“When I when I was young, probably around six, seven years old, and all of a sudden, I thought to myself that if I changed my name to Steve, because it was Steve Austin, “The Six Million Dollar Man,” which was the television show. If I changed my name to Steve, it was going to solve all my problems,” he said.
“So, I went to my mom, who I thought was going to be very angry with me, and she basically agreed to it. And kind of gave me a night to think about it. And when I slept on it, which is what I think her plan was all along, I realized that it was a really silly idea. I shouldn’t do it and I never changed my name.”
During the podcast, Dr Gupta said that even as a kid he intuitively understood how much race actually affected his in the world.
“I didn’t think about it that much. I just realized that I wanted to change my name, for example. It was admittedly sort of this very simplistic and superficial fix to the problem of racism, but I was six or seven years old. I didn’t realize the longer lasting and deeper effects,” he told the CNN.
“And racism, obviously, it affects not just our names, it affects how much money we make, how happy we are, how long we live. We know it’s associated with poorer physical health, things like high blood pressure and obesity, and also our mental health, our optimism, our outlook on the world.”
In the last two years, advocates say one in five Asian Americans who’ve experienced racism have shown symptoms of racial trauma, the neurosurgeon said.
“That’s a word psychologists use to describe the psychological and emotional harm caused by racism.
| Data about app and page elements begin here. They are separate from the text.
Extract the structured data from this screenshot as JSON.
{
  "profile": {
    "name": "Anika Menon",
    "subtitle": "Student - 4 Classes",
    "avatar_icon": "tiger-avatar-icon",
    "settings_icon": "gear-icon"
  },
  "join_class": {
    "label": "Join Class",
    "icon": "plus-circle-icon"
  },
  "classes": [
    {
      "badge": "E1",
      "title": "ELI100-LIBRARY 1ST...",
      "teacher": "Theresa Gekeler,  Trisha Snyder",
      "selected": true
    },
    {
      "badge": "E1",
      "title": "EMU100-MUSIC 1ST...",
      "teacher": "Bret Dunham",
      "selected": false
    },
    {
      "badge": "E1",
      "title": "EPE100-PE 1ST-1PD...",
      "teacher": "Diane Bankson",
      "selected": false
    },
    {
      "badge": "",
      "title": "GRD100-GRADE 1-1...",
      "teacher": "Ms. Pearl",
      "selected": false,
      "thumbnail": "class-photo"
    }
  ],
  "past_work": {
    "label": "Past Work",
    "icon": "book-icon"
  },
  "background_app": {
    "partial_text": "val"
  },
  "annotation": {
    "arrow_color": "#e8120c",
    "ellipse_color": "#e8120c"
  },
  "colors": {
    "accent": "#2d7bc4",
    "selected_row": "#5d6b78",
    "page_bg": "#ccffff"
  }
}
And racial trauma doesn’t just affect Asian Americans. It impacts many people of colour, including black and brown communities,” he added.